This V6 is beyond fascinating. From the video:
“The designers of this three-story-high engine definitely weren’t worried about the gas mileage. They were more concerned that visitors to AutoWorld leave with an understanding of just how that engine, under their car’s hood, operates.
“It weighs 10 tons and actually works, with sections cut away and with special lighting you can see spark plugs firing and fuel moving through the system.
“To give you a better idea on just how gigantic this engine is, consider these facts and figures: the flywheel is as tall as a basketball hoop, the radiator fan is even bigger. And the oil filter is two-and-a-half feet long. If you wanted to put this engine into a car, the chassis would have to be at least 150 ft long.”
I’m sorry… a car that is at least 150 ft long? A 1974 Cadillac Fleetwood Sixty Special Brougham is a lengthy car, coming in at around 20 feet. So take about eight of those and line ‘em up, and there’s your car. Damn.
Anyway, AutoWorld, if you’re not familiar with it (and most people in Michigan appear to have not heard of it either), was a Six Flags operated indoor theme park and museum dedicated to the automotive history of Flint. The idea was to bring tourists and revenue to the dying city – ironically dying due to the automotive industry leaving.
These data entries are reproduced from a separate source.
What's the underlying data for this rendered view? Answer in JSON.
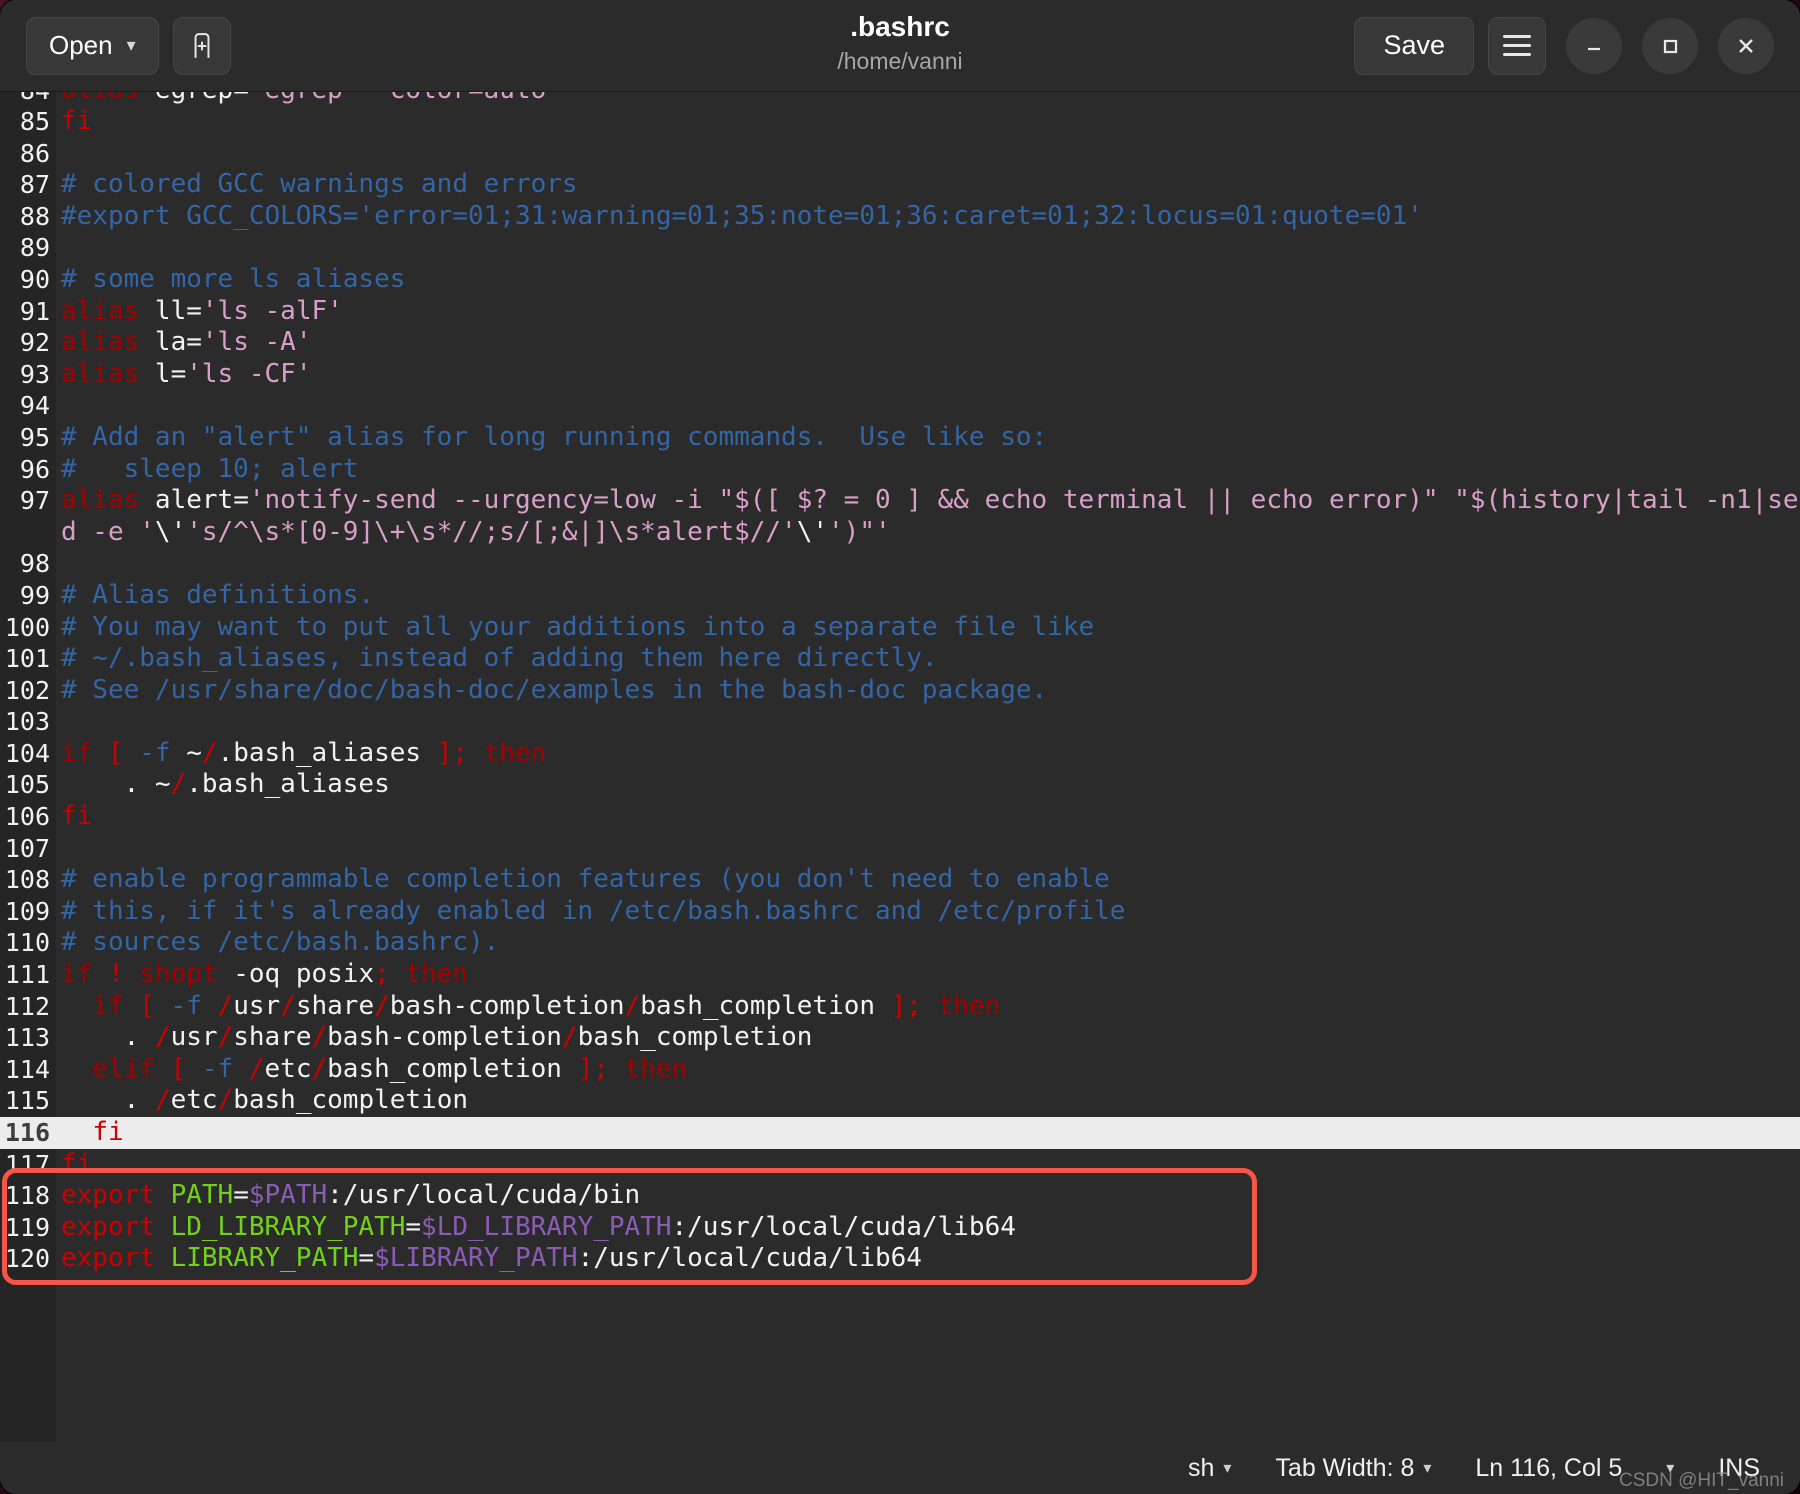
{
  "window": {
    "title": ".bashrc",
    "subtitle": "/home/vanni"
  },
  "header": {
    "open_label": "Open",
    "open_chevron": "chevron-down-icon",
    "new_document_icon": "new-document-icon",
    "save_label": "Save",
    "menu_icon": "hamburger-menu-icon",
    "minimize_icon": "minimize-icon",
    "maximize_icon": "maximize-icon",
    "close_icon": "close-icon"
  },
  "statusbar": {
    "language": "sh",
    "tab_width": "Tab Width: 8",
    "position": "Ln 116, Col 5",
    "insert_mode": "INS",
    "watermark": "CSDN @HIT_vanni"
  },
  "colors": {
    "window_bg": "#2b2b2b",
    "gutter_bg": "#252525",
    "comment": "#3465a4",
    "keyword": "#a40000",
    "string": "#d8a0c8",
    "variable_name": "#73d216",
    "variable_ref": "#8b5cb5",
    "current_line_bg": "#ececec",
    "annotation_box": "#f4564a"
  },
  "editor": {
    "cursor_line": 116,
    "lines": [
      {
        "n": 84,
        "partial_top": true,
        "tokens": [
          {
            "t": "alias ",
            "c": "c-kw"
          },
          {
            "t": "egrep=",
            "c": "c-txt"
          },
          {
            "t": "'egrep ",
            "c": "c-str"
          },
          {
            "t": "--color=auto'",
            "c": "c-str"
          }
        ]
      },
      {
        "n": 85,
        "tokens": [
          {
            "t": "fi",
            "c": "c-kw2"
          }
        ]
      },
      {
        "n": 86,
        "tokens": [
          {
            "t": "",
            "c": "c-txt"
          }
        ]
      },
      {
        "n": 87,
        "tokens": [
          {
            "t": "# colored GCC warnings and errors",
            "c": "c-com"
          }
        ]
      },
      {
        "n": 88,
        "tokens": [
          {
            "t": "#export GCC_COLORS='error=01;31:warning=01;35:note=01;36:caret=01;32:locus=01:quote=01'",
            "c": "c-com"
          }
        ]
      },
      {
        "n": 89,
        "tokens": [
          {
            "t": "",
            "c": "c-txt"
          }
        ]
      },
      {
        "n": 90,
        "tokens": [
          {
            "t": "# some more ls aliases",
            "c": "c-com"
          }
        ]
      },
      {
        "n": 91,
        "tokens": [
          {
            "t": "alias",
            "c": "c-kw"
          },
          {
            "t": " ll=",
            "c": "c-txt"
          },
          {
            "t": "'ls -alF'",
            "c": "c-str"
          }
        ]
      },
      {
        "n": 92,
        "tokens": [
          {
            "t": "alias",
            "c": "c-kw"
          },
          {
            "t": " la=",
            "c": "c-txt"
          },
          {
            "t": "'ls -A'",
            "c": "c-str"
          }
        ]
      },
      {
        "n": 93,
        "tokens": [
          {
            "t": "alias",
            "c": "c-kw"
          },
          {
            "t": " l=",
            "c": "c-txt"
          },
          {
            "t": "'ls -CF'",
            "c": "c-str"
          }
        ]
      },
      {
        "n": 94,
        "tokens": [
          {
            "t": "",
            "c": "c-txt"
          }
        ]
      },
      {
        "n": 95,
        "tokens": [
          {
            "t": "# Add an \"alert\" alias for long running commands.  Use like so:",
            "c": "c-com"
          }
        ]
      },
      {
        "n": 96,
        "tokens": [
          {
            "t": "#   sleep 10; alert",
            "c": "c-com"
          }
        ]
      },
      {
        "n": 97,
        "tokens": [
          {
            "t": "alias",
            "c": "c-kw"
          },
          {
            "t": " alert=",
            "c": "c-txt"
          },
          {
            "t": "'notify-send --urgency=low -i \"$([ $? = 0 ] && echo terminal || echo error)\" \"$(history|tail -n1|sed -e '",
            "c": "c-str"
          },
          {
            "t": "\\'",
            "c": "c-txt"
          },
          {
            "t": "'s/^\\s*[0-9]\\+\\s*//;s/[;&|]\\s*alert$//'",
            "c": "c-str"
          },
          {
            "t": "\\'",
            "c": "c-txt"
          },
          {
            "t": "')\"'",
            "c": "c-str"
          }
        ]
      },
      {
        "n": 98,
        "tokens": [
          {
            "t": "",
            "c": "c-txt"
          }
        ]
      },
      {
        "n": 99,
        "tokens": [
          {
            "t": "# Alias definitions.",
            "c": "c-com"
          }
        ]
      },
      {
        "n": 100,
        "tokens": [
          {
            "t": "# You may want to put all your additions into a separate file like",
            "c": "c-com"
          }
        ]
      },
      {
        "n": 101,
        "tokens": [
          {
            "t": "# ~/.bash_aliases, instead of adding them here directly.",
            "c": "c-com"
          }
        ]
      },
      {
        "n": 102,
        "tokens": [
          {
            "t": "# See /usr/share/doc/bash-doc/examples in the bash-doc package.",
            "c": "c-com"
          }
        ]
      },
      {
        "n": 103,
        "tokens": [
          {
            "t": "",
            "c": "c-txt"
          }
        ]
      },
      {
        "n": 104,
        "tokens": [
          {
            "t": "if",
            "c": "c-kw"
          },
          {
            "t": " ",
            "c": "c-txt"
          },
          {
            "t": "[",
            "c": "c-punc"
          },
          {
            "t": " ",
            "c": "c-txt"
          },
          {
            "t": "-f",
            "c": "c-opt"
          },
          {
            "t": " ~",
            "c": "c-txt"
          },
          {
            "t": "/",
            "c": "c-slash"
          },
          {
            "t": ".bash_aliases ",
            "c": "c-txt"
          },
          {
            "t": "];",
            "c": "c-punc"
          },
          {
            "t": " ",
            "c": "c-txt"
          },
          {
            "t": "then",
            "c": "c-kw"
          }
        ]
      },
      {
        "n": 105,
        "tokens": [
          {
            "t": "    . ~",
            "c": "c-txt"
          },
          {
            "t": "/",
            "c": "c-slash"
          },
          {
            "t": ".bash_aliases",
            "c": "c-txt"
          }
        ]
      },
      {
        "n": 106,
        "tokens": [
          {
            "t": "fi",
            "c": "c-kw2"
          }
        ]
      },
      {
        "n": 107,
        "tokens": [
          {
            "t": "",
            "c": "c-txt"
          }
        ]
      },
      {
        "n": 108,
        "tokens": [
          {
            "t": "# enable programmable completion features (you don't need to enable",
            "c": "c-com"
          }
        ]
      },
      {
        "n": 109,
        "tokens": [
          {
            "t": "# this, if it's already enabled in /etc/bash.bashrc and /etc/profile",
            "c": "c-com"
          }
        ]
      },
      {
        "n": 110,
        "tokens": [
          {
            "t": "# sources /etc/bash.bashrc).",
            "c": "c-com"
          }
        ]
      },
      {
        "n": 111,
        "tokens": [
          {
            "t": "if",
            "c": "c-kw"
          },
          {
            "t": " ",
            "c": "c-txt"
          },
          {
            "t": "!",
            "c": "c-punc"
          },
          {
            "t": " ",
            "c": "c-txt"
          },
          {
            "t": "shopt",
            "c": "c-kw"
          },
          {
            "t": " -oq posix",
            "c": "c-txt"
          },
          {
            "t": ";",
            "c": "c-punc"
          },
          {
            "t": " ",
            "c": "c-txt"
          },
          {
            "t": "then",
            "c": "c-kw"
          }
        ]
      },
      {
        "n": 112,
        "tokens": [
          {
            "t": "  ",
            "c": "c-txt"
          },
          {
            "t": "if",
            "c": "c-kw"
          },
          {
            "t": " ",
            "c": "c-txt"
          },
          {
            "t": "[",
            "c": "c-punc"
          },
          {
            "t": " ",
            "c": "c-txt"
          },
          {
            "t": "-f",
            "c": "c-opt"
          },
          {
            "t": " ",
            "c": "c-txt"
          },
          {
            "t": "/",
            "c": "c-slash"
          },
          {
            "t": "usr",
            "c": "c-txt"
          },
          {
            "t": "/",
            "c": "c-slash"
          },
          {
            "t": "share",
            "c": "c-txt"
          },
          {
            "t": "/",
            "c": "c-slash"
          },
          {
            "t": "bash-completion",
            "c": "c-txt"
          },
          {
            "t": "/",
            "c": "c-slash"
          },
          {
            "t": "bash_completion ",
            "c": "c-txt"
          },
          {
            "t": "];",
            "c": "c-punc"
          },
          {
            "t": " ",
            "c": "c-txt"
          },
          {
            "t": "then",
            "c": "c-kw"
          }
        ]
      },
      {
        "n": 113,
        "tokens": [
          {
            "t": "    . ",
            "c": "c-txt"
          },
          {
            "t": "/",
            "c": "c-slash"
          },
          {
            "t": "usr",
            "c": "c-txt"
          },
          {
            "t": "/",
            "c": "c-slash"
          },
          {
            "t": "share",
            "c": "c-txt"
          },
          {
            "t": "/",
            "c": "c-slash"
          },
          {
            "t": "bash-completion",
            "c": "c-txt"
          },
          {
            "t": "/",
            "c": "c-slash"
          },
          {
            "t": "bash_completion",
            "c": "c-txt"
          }
        ]
      },
      {
        "n": 114,
        "tokens": [
          {
            "t": "  ",
            "c": "c-txt"
          },
          {
            "t": "elif",
            "c": "c-kw"
          },
          {
            "t": " ",
            "c": "c-txt"
          },
          {
            "t": "[",
            "c": "c-punc"
          },
          {
            "t": " ",
            "c": "c-txt"
          },
          {
            "t": "-f",
            "c": "c-opt"
          },
          {
            "t": " ",
            "c": "c-txt"
          },
          {
            "t": "/",
            "c": "c-slash"
          },
          {
            "t": "etc",
            "c": "c-txt"
          },
          {
            "t": "/",
            "c": "c-slash"
          },
          {
            "t": "bash_completion ",
            "c": "c-txt"
          },
          {
            "t": "];",
            "c": "c-punc"
          },
          {
            "t": " ",
            "c": "c-txt"
          },
          {
            "t": "then",
            "c": "c-kw"
          }
        ]
      },
      {
        "n": 115,
        "tokens": [
          {
            "t": "    . ",
            "c": "c-txt"
          },
          {
            "t": "/",
            "c": "c-slash"
          },
          {
            "t": "etc",
            "c": "c-txt"
          },
          {
            "t": "/",
            "c": "c-slash"
          },
          {
            "t": "bash_completion",
            "c": "c-txt"
          }
        ]
      },
      {
        "n": 116,
        "current": true,
        "tokens": [
          {
            "t": "  ",
            "c": "c-txt"
          },
          {
            "t": "fi",
            "c": "c-kw2"
          }
        ]
      },
      {
        "n": 117,
        "tokens": [
          {
            "t": "fi",
            "c": "c-kw2"
          }
        ]
      },
      {
        "n": 118,
        "tokens": [
          {
            "t": "export",
            "c": "c-kw2"
          },
          {
            "t": " ",
            "c": "c-txt"
          },
          {
            "t": "PATH",
            "c": "c-var"
          },
          {
            "t": "=",
            "c": "c-txt"
          },
          {
            "t": "$PATH",
            "c": "c-dollar"
          },
          {
            "t": ":/usr/local/cuda/bin",
            "c": "c-txt"
          }
        ]
      },
      {
        "n": 119,
        "tokens": [
          {
            "t": "export",
            "c": "c-kw2"
          },
          {
            "t": " ",
            "c": "c-txt"
          },
          {
            "t": "LD_LIBRARY_PATH",
            "c": "c-var"
          },
          {
            "t": "=",
            "c": "c-txt"
          },
          {
            "t": "$LD_LIBRARY_PATH",
            "c": "c-dollar"
          },
          {
            "t": ":/usr/local/cuda/lib64",
            "c": "c-txt"
          }
        ]
      },
      {
        "n": 120,
        "tokens": [
          {
            "t": "export",
            "c": "c-kw2"
          },
          {
            "t": " ",
            "c": "c-txt"
          },
          {
            "t": "LIBRARY_PATH",
            "c": "c-var"
          },
          {
            "t": "=",
            "c": "c-txt"
          },
          {
            "t": "$LIBRARY_PATH",
            "c": "c-dollar"
          },
          {
            "t": ":/usr/local/cuda/lib64",
            "c": "c-txt"
          }
        ]
      }
    ]
  }
}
It didn’t work. It opened in July of 1984, and closed its doors in January of 1985. It lasted maybe six months.
But the real mystery is where the three-story engine ended up. Was it torn down along with the building when it was demolished in 1997? Or does someone have it hidden away? It’s a huge engine, so I can’t imagine you can hide it without someone taking notice.
Do you know what happened to the giant engine? Did you happen to be one of the measly few hundred thousand people who actually visited the attraction? We want to know. Comment below or email us.